Skip to main content
Find a Lawyer
Please enter a legal issue and/or a location
Begin typing to search, use arrow keys to navigate, use enter to select

Connecticut Marital Property Laws

During a divorce, the divorcing couple and the court will need to decide on the division of property. The term "marital property" refers to marital assets (real property and personal property) acquired during the course of the marriage that are shared, excluding items acquired before the marriage and a few other types of property. Ironically, the marital property only becomes an issue when a couple gets divorced and the court must split their belongings.

This article provides a brief overview of marital property laws in Connecticut.

Connecticut: An Equitable Distribution State

State marital property laws are typically defined by whether they adhere to community property or equitable distribution rules. States that recognize community property usually split belongings right down the middle, absent an agreement by the two parties (prenuptial agreement).

Equitable distribution is more nuanced and seeks to provide each party with what they need based on their earning potential and other factors, such as the length of the marriage, the employability of each spouse, and the vocational skills of both parties. Connecticut courts will look at factors like these to determine the equitable distribution of the marital estate since Connecticut is an equitable distribution state.

Connecticut Marital Property Laws: At a Glance

See the following chart for more information about Connecticut marital property laws. You can also access FindLaw's section on Divorce and Property for additional relevant articles and helpful resources.
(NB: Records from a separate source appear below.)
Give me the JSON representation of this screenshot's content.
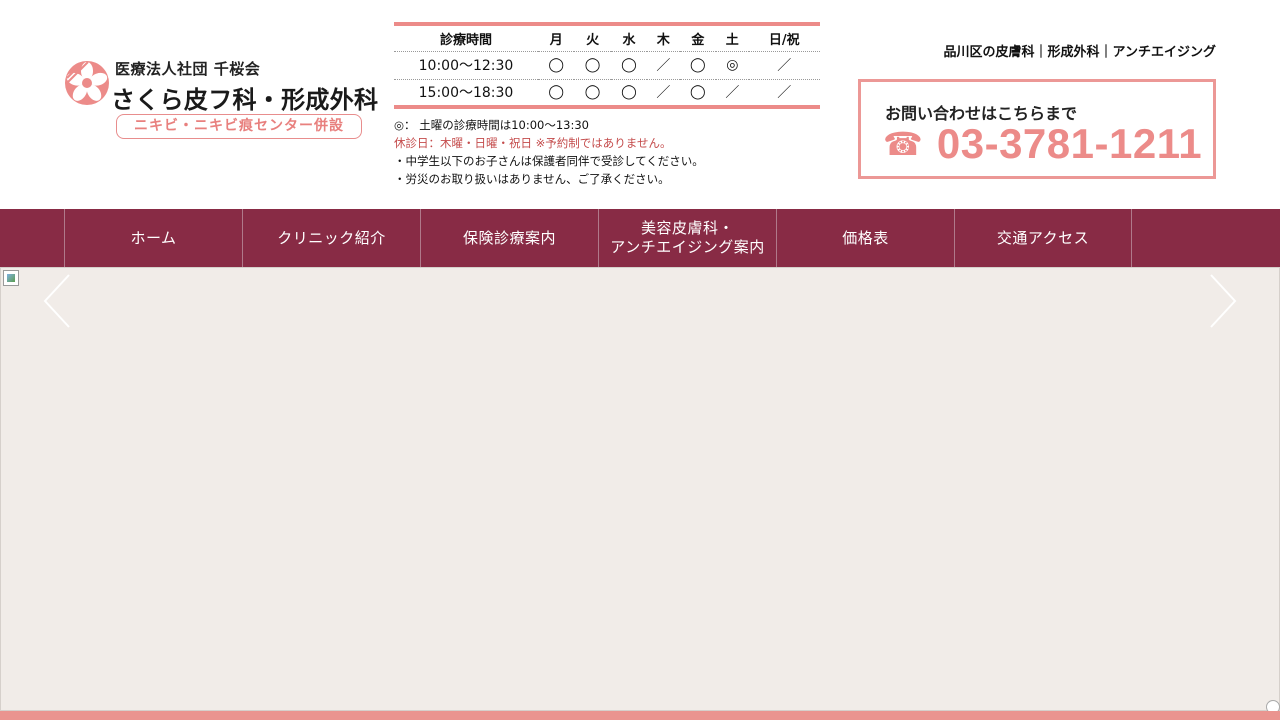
{
  "logo": {
    "organization": "医療法人社団 千桜会",
    "name": "さくら皮フ科・形成外科",
    "subtitle": "ニキビ・ニキビ痕センター併設",
    "mark_icon": "sakura-flower-icon",
    "accent_color": "#ec8b89"
  },
  "hours": {
    "header_label": "診療時間",
    "days": [
      "月",
      "火",
      "水",
      "木",
      "金",
      "土",
      "日/祝"
    ],
    "rows": [
      {
        "time": "10:00～12:30",
        "marks": [
          "◯",
          "◯",
          "◯",
          "／",
          "◯",
          "◎",
          "／"
        ]
      },
      {
        "time": "15:00～18:30",
        "marks": [
          "◯",
          "◯",
          "◯",
          "／",
          "◯",
          "／",
          "／"
        ]
      }
    ]
  },
  "notes": {
    "saturday": "◎： 土曜の診療時間は10:00～13:30",
    "closed": "休診日：木曜・日曜・祝日 ※予約制ではありません。",
    "guardian": "・中学生以下のお子さんは保護者同伴で受診してください。",
    "workers_comp": "・労災のお取り扱いはありません、ご了承ください。"
  },
  "tagline": "品川区の皮膚科｜形成外科｜アンチエイジング",
  "contact": {
    "label": "お問い合わせはこちらまで",
    "phone_icon": "☎",
    "phone": "03-3781-1211",
    "border_color": "#ec9896"
  },
  "nav": {
    "background_color": "#882b45",
    "items": [
      {
        "line1": "ホーム",
        "line2": ""
      },
      {
        "line1": "クリニック紹介",
        "line2": ""
      },
      {
        "line1": "保険診療案内",
        "line2": ""
      },
      {
        "line1": "美容皮膚科・",
        "line2": "アンチエイジング案内"
      },
      {
        "line1": "価格表",
        "line2": ""
      },
      {
        "line1": "交通アクセス",
        "line2": ""
      }
    ]
  },
  "hero": {
    "background_color": "#f1ece8",
    "prev_icon": "chevron-left-icon",
    "next_icon": "chevron-right-icon"
  }
}
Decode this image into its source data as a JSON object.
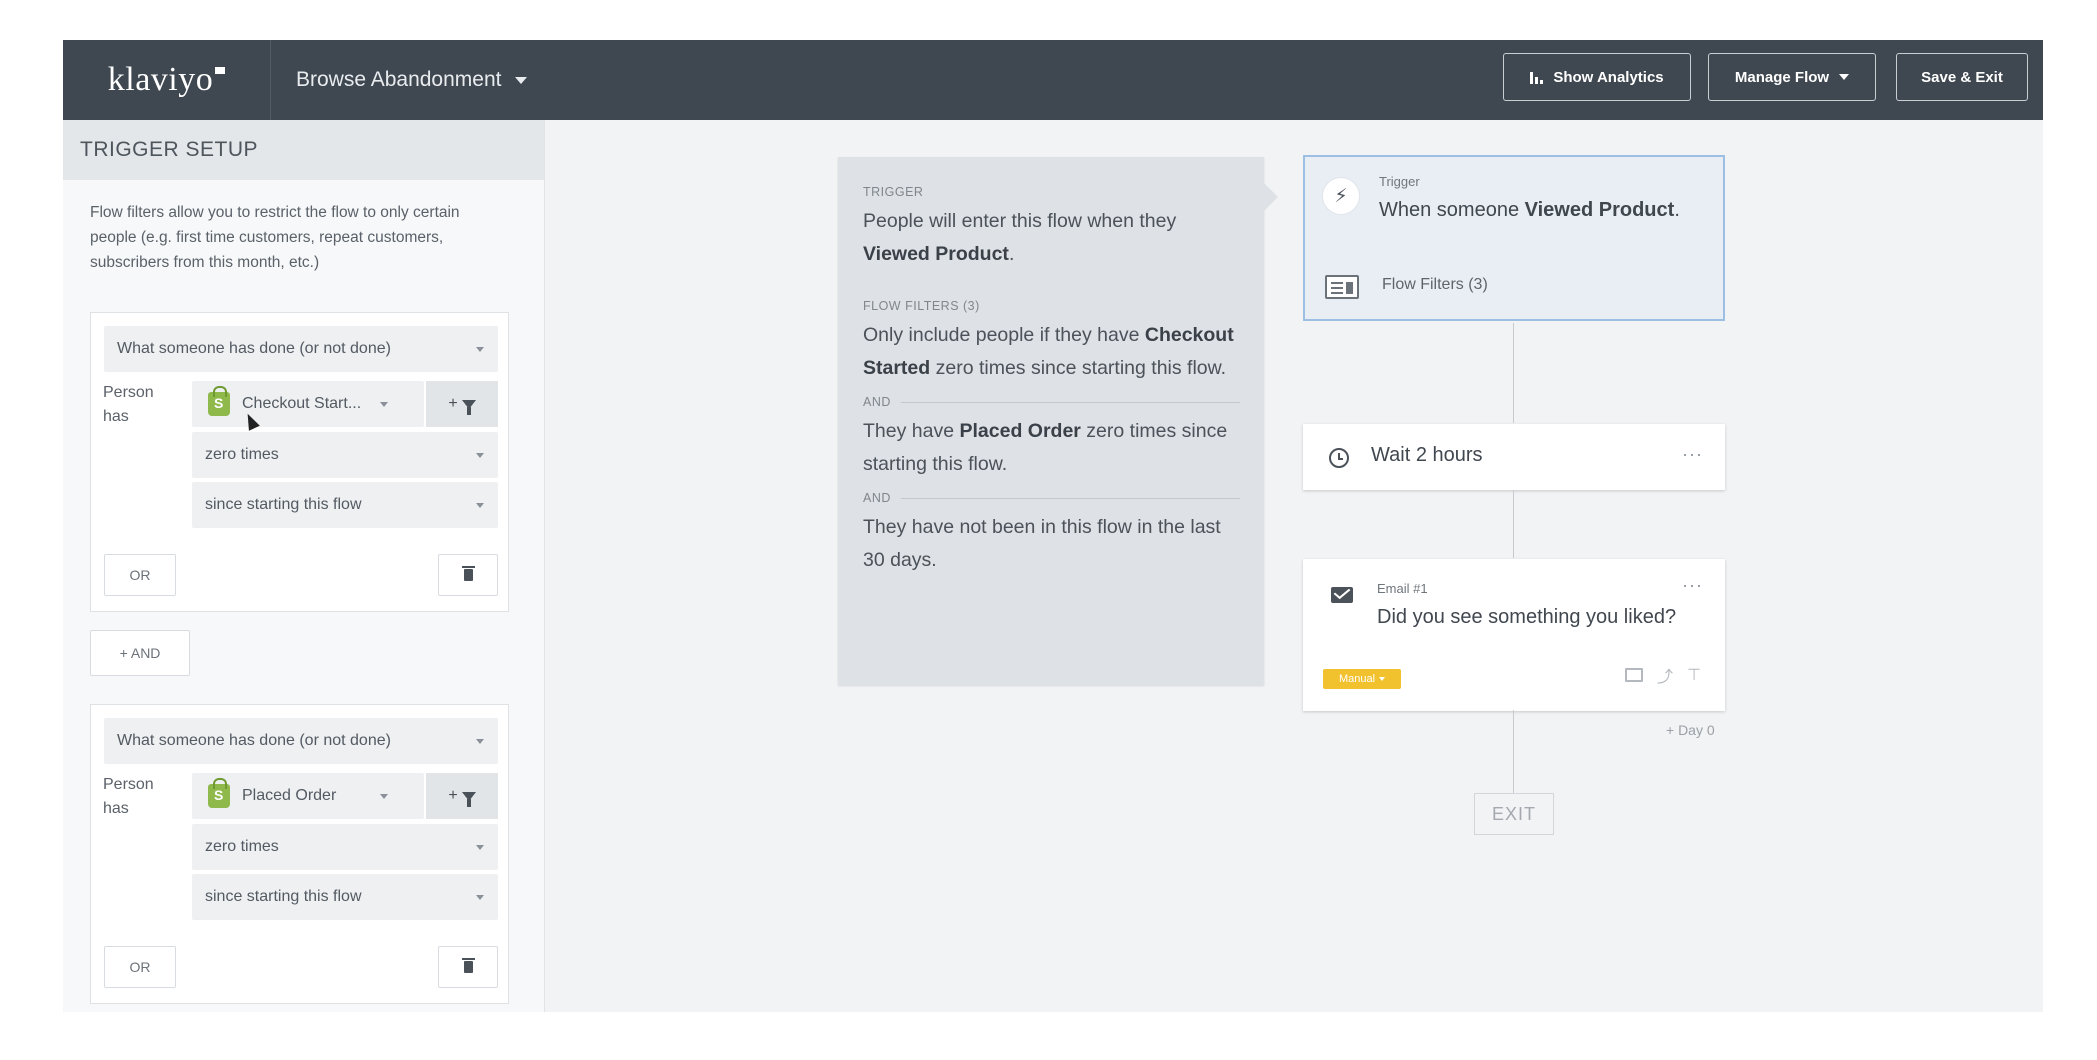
{
  "app": {
    "logo": "klaviyo",
    "flow_name": "Browse Abandonment"
  },
  "toolbar": {
    "analytics_label": "Show Analytics",
    "manage_label": "Manage Flow",
    "save_label": "Save & Exit"
  },
  "panel": {
    "header": "TRIGGER SETUP",
    "description": "Flow filters allow you to restrict the flow to only certain people (e.g. first time customers, repeat customers, subscribers from this month, etc.)",
    "and_label": "+ AND",
    "filters": [
      {
        "condition": "What someone has done (or not done)",
        "person_label_1": "Person",
        "person_label_2": "has",
        "metric": "Checkout Start...",
        "funnel_label": "+",
        "frequency": "zero times",
        "timeframe": "since starting this flow",
        "or_label": "OR"
      },
      {
        "condition": "What someone has done (or not done)",
        "person_label_1": "Person",
        "person_label_2": "has",
        "metric": "Placed Order",
        "funnel_label": "+",
        "frequency": "zero times",
        "timeframe": "since starting this flow",
        "or_label": "OR"
      }
    ]
  },
  "info": {
    "trigger_label": "TRIGGER",
    "trigger_text_pre": "People will enter this flow when they",
    "trigger_metric": "Viewed Product",
    "trigger_text_post": ".",
    "filters_label": "FLOW FILTERS (3)",
    "filter1_pre": "Only include people if they have",
    "filter1_metric": "Checkout Started",
    "filter1_post": "zero times since starting this flow.",
    "and_label_1": "AND",
    "filter2_pre": "They have",
    "filter2_metric": "Placed Order",
    "filter2_post": "zero times since starting this flow.",
    "and_label_2": "AND",
    "filter3": "They have not been in this flow in the last 30 days."
  },
  "flow": {
    "trigger": {
      "label": "Trigger",
      "text_pre": "When someone",
      "metric": "Viewed Product",
      "text_post": ".",
      "filters_text": "Flow Filters (3)"
    },
    "wait": {
      "text": "Wait 2 hours"
    },
    "email": {
      "label": "Email #1",
      "subject": "Did you see something you liked?",
      "badge": "Manual",
      "day": "+ Day 0"
    },
    "exit": "EXIT",
    "menu_dots": "···"
  },
  "colors": {
    "topbar": "#3f4850",
    "trigger_border": "#9dbfe3",
    "manual_badge": "#f2c12e",
    "shopify_green": "#8fb94b"
  }
}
Community Property Recognized? No, but the Uniform Disposition of Community Property Rights at Death Act (UDCPRDA) was adopted. (§ 45a-458 et seq. of the Connecticut General Statutes)
Dower and Curtesy No dower or curtesy when the marriage occurred after April 20, 1877 (§ 46b-36)

Note: State laws are always subject to change through the passage of new legislation, rulings in the higher courts (including federal decisions), ballot initiatives, and other means. While we strive to provide the most current information available, please consult an attorney or conduct your own legal research to verify the state law(s) you are researching.
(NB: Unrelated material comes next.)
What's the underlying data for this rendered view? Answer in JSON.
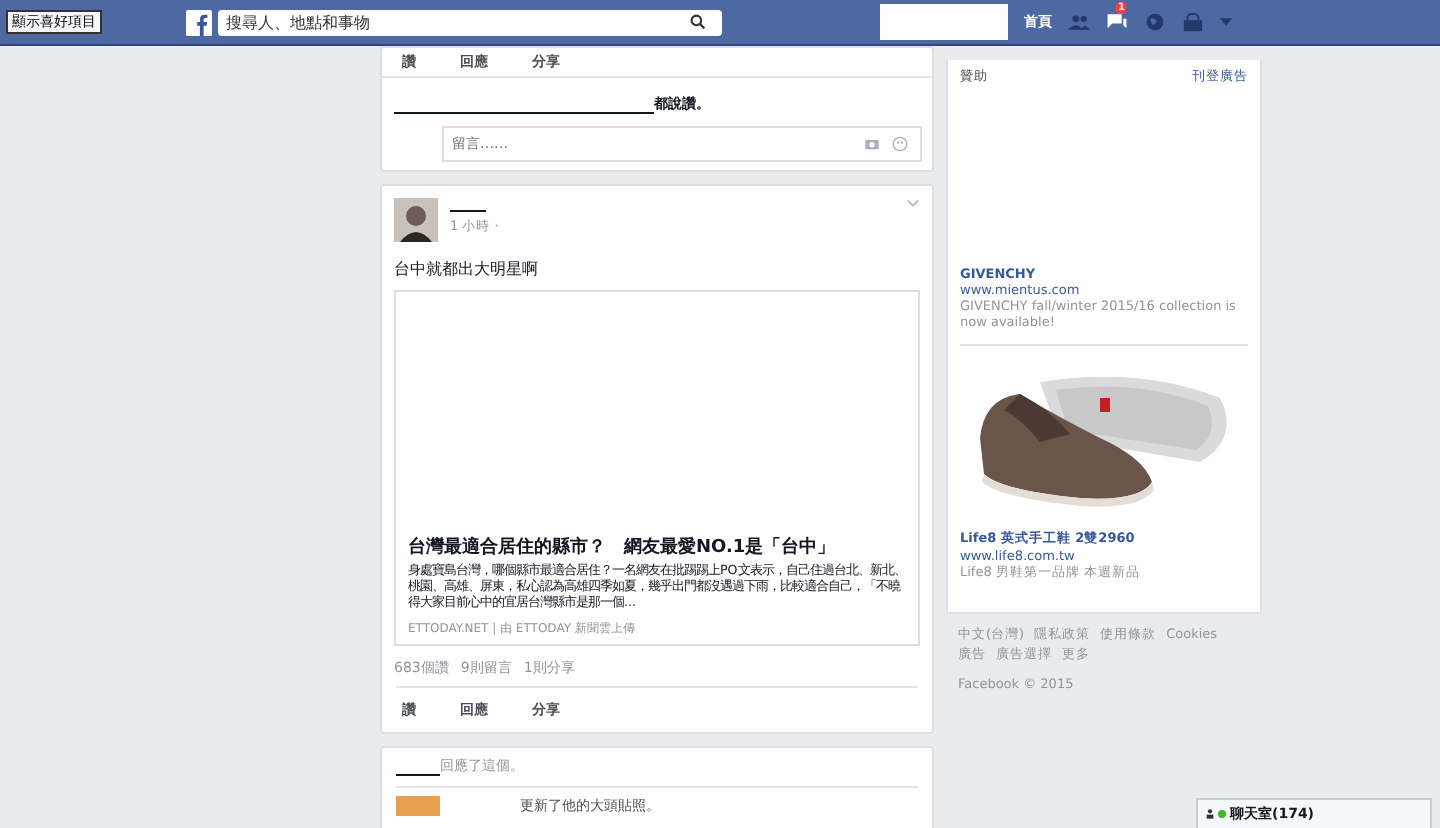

Related Resources for Marital Property Laws

Get Legal Help with a Divorce

Divorce can be a complex, emotionally-taxing process. A divorce attorney can help assess your case and distinguish between marital and separate property. Divorce lawyers will help you navigate your case using relevant Connecticut law. You can contact an experienced Connecticut divorce attorney if you would like legal assistance with a divorce.

Was this helpful?

You Don’t Have To Solve This on Your Own – Get a Lawyer’s Help

Meeting with a lawyer can help you understand your options and how to best protect your rights. Visit our attorney directory to find a lawyer near you who can help.

Or contact an attorney near you:

Next Steps: Search for a Local Attorney

Contact a qualified attorney.

Begin typing to search, use arrow keys to navigate, use enter to select

Can I Solve This on My Own or Do I Need an Attorney?

  • Family law matters are often complex and require a lawyer
  • Lawyers can protect your rights and seek the best outcome

Get tailored family law advice and ask a lawyer questions. Many attorneys offer free consultations.


 If you need an attorney, find one right now.

Copied to clipboard

Find a Lawyer

More Options